“Overall, the conclusions and the results from this interim analysis of ESTEEM indicated an acceptable safety profile and sustained efficacy of dimethyl fumarate in the real-world setting,” said Krupa Pandey, MD, of Hackensack University Medical Center in New Jersey, in a presentation at the 2021 Consortium of Multiple Sclerosis Centers meeting.

ESTEEM is a global, prospective, non-interventional study designed to evaluate the long-term safety and efficacy of dimethyl fumarate for relapsing remitting MS in routine clinical practice. The analysis included 5,084 patients with a mean age of 40 who had at least one dose of dimethyl fumarate by August 14, 2019. Most participants (74%) were women.

Patients were classified as newly diagnosed (n=1,447) if they started dimethyl fumarate within a year of diagnosis and had no prior disease-modifying therapy. Overall treatment was less than 24 months for 2,506 patients, 24-48 months for 1,898 patients, and 48 months or longer for 680 patients.

The primary endpoints included serious adverse events and events leading to dimethyl fumarate discontinuation. Any serious adverse event occurred in 245 patients (4.8%). The most common involved infection or infestation (1.3%), benign, malignant, or unspecified neoplasms (0.7%), and nervous system disorders (0.7%). Serious gastrointestinal disorders also occurred (0.5%).

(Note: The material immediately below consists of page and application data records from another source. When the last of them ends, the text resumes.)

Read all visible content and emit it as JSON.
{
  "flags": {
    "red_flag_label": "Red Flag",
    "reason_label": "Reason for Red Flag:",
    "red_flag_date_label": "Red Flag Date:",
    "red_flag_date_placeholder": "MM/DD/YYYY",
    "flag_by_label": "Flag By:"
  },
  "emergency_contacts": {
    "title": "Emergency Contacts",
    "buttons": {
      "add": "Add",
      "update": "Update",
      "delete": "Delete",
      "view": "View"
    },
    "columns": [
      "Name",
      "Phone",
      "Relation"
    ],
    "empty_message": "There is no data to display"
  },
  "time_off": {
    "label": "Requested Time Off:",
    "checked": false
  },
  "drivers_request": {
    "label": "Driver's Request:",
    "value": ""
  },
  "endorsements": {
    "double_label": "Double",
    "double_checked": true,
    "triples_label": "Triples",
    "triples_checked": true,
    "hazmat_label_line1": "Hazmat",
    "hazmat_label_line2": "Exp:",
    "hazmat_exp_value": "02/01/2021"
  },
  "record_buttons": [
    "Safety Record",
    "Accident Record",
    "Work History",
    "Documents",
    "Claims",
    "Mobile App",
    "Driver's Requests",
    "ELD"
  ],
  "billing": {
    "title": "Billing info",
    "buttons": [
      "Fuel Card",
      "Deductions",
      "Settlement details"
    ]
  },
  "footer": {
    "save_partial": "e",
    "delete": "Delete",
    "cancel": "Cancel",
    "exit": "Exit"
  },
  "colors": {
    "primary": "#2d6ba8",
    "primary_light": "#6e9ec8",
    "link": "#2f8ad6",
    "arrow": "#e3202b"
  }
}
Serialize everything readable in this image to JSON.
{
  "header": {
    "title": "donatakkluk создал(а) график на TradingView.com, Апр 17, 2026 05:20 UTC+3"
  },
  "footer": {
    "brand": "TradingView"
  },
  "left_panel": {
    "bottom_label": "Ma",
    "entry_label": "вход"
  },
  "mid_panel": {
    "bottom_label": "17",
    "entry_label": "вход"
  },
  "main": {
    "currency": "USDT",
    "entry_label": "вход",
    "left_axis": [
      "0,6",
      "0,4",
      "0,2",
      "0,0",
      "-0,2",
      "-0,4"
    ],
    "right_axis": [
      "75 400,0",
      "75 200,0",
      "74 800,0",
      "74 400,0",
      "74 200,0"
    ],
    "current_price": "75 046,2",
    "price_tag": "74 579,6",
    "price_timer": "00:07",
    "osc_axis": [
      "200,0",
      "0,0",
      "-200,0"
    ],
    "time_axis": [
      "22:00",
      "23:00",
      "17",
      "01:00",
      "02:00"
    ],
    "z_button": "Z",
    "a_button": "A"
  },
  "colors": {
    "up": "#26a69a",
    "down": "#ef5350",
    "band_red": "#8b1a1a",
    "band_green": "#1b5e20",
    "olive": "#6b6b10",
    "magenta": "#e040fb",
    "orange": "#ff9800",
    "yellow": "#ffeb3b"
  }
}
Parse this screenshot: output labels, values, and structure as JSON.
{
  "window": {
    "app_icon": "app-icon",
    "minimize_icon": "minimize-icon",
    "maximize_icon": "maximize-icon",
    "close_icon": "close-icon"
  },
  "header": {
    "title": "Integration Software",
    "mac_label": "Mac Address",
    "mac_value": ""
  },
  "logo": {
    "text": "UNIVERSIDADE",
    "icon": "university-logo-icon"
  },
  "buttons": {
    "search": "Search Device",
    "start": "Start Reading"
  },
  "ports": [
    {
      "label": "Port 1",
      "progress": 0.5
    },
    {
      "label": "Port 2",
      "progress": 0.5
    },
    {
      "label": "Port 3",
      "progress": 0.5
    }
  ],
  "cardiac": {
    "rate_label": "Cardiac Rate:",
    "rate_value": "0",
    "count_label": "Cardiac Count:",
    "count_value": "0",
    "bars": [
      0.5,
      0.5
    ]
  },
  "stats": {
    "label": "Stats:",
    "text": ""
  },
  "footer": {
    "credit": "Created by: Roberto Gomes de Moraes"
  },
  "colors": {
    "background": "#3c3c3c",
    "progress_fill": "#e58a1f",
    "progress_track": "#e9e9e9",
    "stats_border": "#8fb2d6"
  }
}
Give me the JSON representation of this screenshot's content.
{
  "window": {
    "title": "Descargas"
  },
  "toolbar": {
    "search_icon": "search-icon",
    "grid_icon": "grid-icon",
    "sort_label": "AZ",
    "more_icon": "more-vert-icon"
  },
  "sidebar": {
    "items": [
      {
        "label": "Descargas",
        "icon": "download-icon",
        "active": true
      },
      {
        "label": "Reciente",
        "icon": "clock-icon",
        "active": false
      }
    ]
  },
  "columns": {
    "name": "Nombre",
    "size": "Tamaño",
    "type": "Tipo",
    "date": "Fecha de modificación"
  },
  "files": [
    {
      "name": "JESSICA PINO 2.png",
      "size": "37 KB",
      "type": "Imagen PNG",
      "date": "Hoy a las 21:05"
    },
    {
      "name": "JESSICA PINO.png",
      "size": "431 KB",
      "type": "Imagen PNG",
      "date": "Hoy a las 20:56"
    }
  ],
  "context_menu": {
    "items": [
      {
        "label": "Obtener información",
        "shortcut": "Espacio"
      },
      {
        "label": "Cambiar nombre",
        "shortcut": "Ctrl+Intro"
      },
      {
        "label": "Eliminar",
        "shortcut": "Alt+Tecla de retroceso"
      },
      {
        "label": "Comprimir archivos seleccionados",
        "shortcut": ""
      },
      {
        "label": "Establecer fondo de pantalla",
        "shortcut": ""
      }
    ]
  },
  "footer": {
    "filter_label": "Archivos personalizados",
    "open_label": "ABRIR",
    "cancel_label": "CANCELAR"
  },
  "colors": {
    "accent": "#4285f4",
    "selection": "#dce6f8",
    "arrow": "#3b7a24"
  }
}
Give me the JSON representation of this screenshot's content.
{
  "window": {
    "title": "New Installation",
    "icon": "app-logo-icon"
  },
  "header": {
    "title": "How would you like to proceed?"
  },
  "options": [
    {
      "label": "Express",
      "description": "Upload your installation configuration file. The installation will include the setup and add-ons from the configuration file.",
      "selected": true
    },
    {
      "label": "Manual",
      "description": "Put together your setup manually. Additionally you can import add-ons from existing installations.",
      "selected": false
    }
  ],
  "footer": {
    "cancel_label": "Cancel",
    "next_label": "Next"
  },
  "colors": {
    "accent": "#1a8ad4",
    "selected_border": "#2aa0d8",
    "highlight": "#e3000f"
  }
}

Treatment discontinuation due to adverse events occurred in 965 participants (19.0%), most frequently due to gastrointestinal disorders (n=395; 7.8%). Gastrointestinal symptoms included diarrhea, nausea, abdominal pain, and vomiting. Dimethyl fumarate was also stopped due to flushing (2.6%), lymphopenia (2.5%) or leukopenia (0.4%), skin and subcutaneous tissue disorders (2.2%), and nervous system disorders (2.0%).

Patient-reported outcomes (PROs) were also collected, Pandey noted. Mean changes in PROs overall and for the newly diagnosed subgroup, respectively, at 48 months relative to baseline, were:

PROs were generally stable after 48 months, and on average, changes were greater among newly diagnosed patients, Pandey observed.

Dimethyl fumarate was approved by the FDA for relapsing forms of MS in 2013. Two phase III clinical trials established efficacy and safety baselines for the drug: the DEFINE trial reported a relative annualized relapse rate (ARR) reduction with respect to placebo of 48%-53%, depending on dosing regimen, and the CONFIRM trial showed relative ARR reductions of 44%-51%. Doses in both trials included dimethyl fumarate 240 mg orally twice daily and 240 mg orally three times daily. Adverse effects in the trials included flushing and gastrointestinal events and laboratory findings of elevated liver aminotransferase levels and decreased lymphocytes.

The DEFINE/CONFIRM extension study, ENDORSE, included data from three years of the trials and two additional years. The five-year analysis found adverse events reported in 88%-91% of patients treated with dimethyl fumarate according to various dosing protocols. One case of progressive multifocal leukoencephalopathy was reported in the setting of severe, prolonged lymphopenia.

In ESTEEM, 798 patients had a relapse (15.7%) during follow-up, including 224 people (15.5%) in the newly diagnosed population.

In the overall cohort, the unadjusted ARR one year prior to treatment was 0.82 (95% CI 0.80-0.84) versus 0.09 (95% CI 0.09-0.10) five years after treatment started, with an 88.6% lower ARR (P<0.0001). For newly diagnosed patients, unadjusted ARRs were 1.12 (95% CI 1.08-1.16) at one year prior to treatment and 0.10 (95% CI 0.09-0.11) five years after treatment, with a 91.3% lower ARR (P=0.0001).

The estimated probability of being without relapse overall at 48 months was 72.5% overall and 75.8% in people who were newly diagnosed.

These data provide further evidence of effectiveness of dimethyl fumarate in patients early in their MS disease course, Pandey noted. “Mean scores for PRO measures of physical and psychological disease impacts, work productivity, activity impairment, and healthcare resource utilization remain stable with longer duration of follow-up relative to baseline,” she said.

Paul Smyth, MD, Contributing Writer, BreakingMED™

This study was sponsored by Biogen.

Pandey reported consulting fees from Bristol Myers Squibb, fees from Alexion, Biogen, Bristol Myers Squibb, Genentech, and Sanofi, and research support from Genentech.

Cat ID: 130

Topic ID: 82,130,730,130,36,764,192,925